In short, the reason is that Medicaid reimbursement rates for providers is too low.  Saurabh Jha, however, explains the point a bit more artistically in his Health Care Blog piece. Medicaid pays a cardiologist, with years of training, $25-40 for a consultation to manage a complex patient with multiple comorbidities, on polypharmacy, where the cardiologist […]

Read the rest of this entry »

Will Better Care deliver better care?

The Senate’s new health care bill, the Better Care Reconciliation Act of 2017, proposes a number of changes to the Affordable Care Act.  The Kaiser Family Foundation has a detailed breakdown of the bill and compares it with the Affordable Care Act that President Obama passed and the American Health Care Act that was proposed […]

Read the rest of this entry »

Do Incentives for Healthy Behaviors Work? A Case Study of Medicaid in Iowa

One of the primary changes in the healthcare system directed by the Affordable Care Act was providing funding for states to expand Medicaid.  Many states did so; many others did not.  Some states expanded Medicaid but put additional hurdles in front of beneficiaries to receive this coverage at no cost.  Consider the case of the State of Iowa. […]

Read the rest of this entry »

What is causing U.S. debt to explode?

According to the Congressional Budget Office’s (CBO’s) 2017 Long-Term Budget Outlook, you need to look no further than entitlements for the elderly. Mandatory programs have accounted for a rising share of the federal government’s noninterest spending over the past few decades, exceeding 60 percent for the past several years.
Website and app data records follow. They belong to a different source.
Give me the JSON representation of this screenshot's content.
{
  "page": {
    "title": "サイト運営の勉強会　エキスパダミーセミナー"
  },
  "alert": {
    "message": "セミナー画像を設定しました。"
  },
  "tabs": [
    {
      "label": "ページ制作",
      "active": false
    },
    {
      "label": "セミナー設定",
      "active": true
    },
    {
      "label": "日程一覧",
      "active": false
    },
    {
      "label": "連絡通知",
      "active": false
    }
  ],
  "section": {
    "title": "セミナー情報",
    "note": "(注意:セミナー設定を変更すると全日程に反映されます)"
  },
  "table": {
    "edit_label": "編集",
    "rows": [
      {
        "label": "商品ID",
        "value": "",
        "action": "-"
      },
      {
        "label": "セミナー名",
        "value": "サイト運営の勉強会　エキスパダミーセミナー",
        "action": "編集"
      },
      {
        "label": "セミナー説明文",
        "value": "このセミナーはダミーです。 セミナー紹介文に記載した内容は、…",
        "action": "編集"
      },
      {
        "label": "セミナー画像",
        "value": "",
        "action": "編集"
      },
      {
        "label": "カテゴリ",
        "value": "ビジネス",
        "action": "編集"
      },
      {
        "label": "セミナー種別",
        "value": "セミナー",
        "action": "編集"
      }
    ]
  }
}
Much of the growth has occurred because […]

Read the rest of this entry »

The coming U.S. debt crisis

The Congressional Budget Office provides some gloomy news on the fiscal health of the federal government in their recent 2016 Long Term Budget Outlook.  They state: If current laws governing taxes and spending did not change, the United States would face steadily increasing federal budget deficits and debt over the next 30 years, according to projections […]

Read the rest of this entry »

Will value-based pricing be coming to the U.S.?

The answer may be yes.  One of the big inpediments to value-based pricing of pharmaceuticals was that any discount given to any single organization based on outcomes needed to be reflected in the Medicaid price.  Since outcomes are subject to random noise, there will inevitably be health plans that end up getting a low price due to worse than expected […]

Read the rest of this entry »

Medicaid Managed Care and Drug Utilization for Patients with Serious Mental Illness

How will Medicaid expansions affect patient access to pharamceuticals? This question is particularly relevant for patients with serious mental illness. The answer is complicated by the increasing presence of Medicaid managed care plans. Increasingly, states have turned to contracts with Medicaid managed care plans in order to better control costs and reduce budgetary uncertainty. However, in […]

Read the rest of this entry »

Transformation of Mental Health Care in America

Mental illness is a highly prevalent class of diseases with potentially debilitating affects. About 30% of Americans have a mental illness and almost half (46%) will have a mental illness at some time in their lives.  Examples of mental illness include schizophrenia, bipolar disorder, depression, anxiety disorders. A paper by Glied and Frank (2016) summarizes the transformation […]

Read the rest of this entry »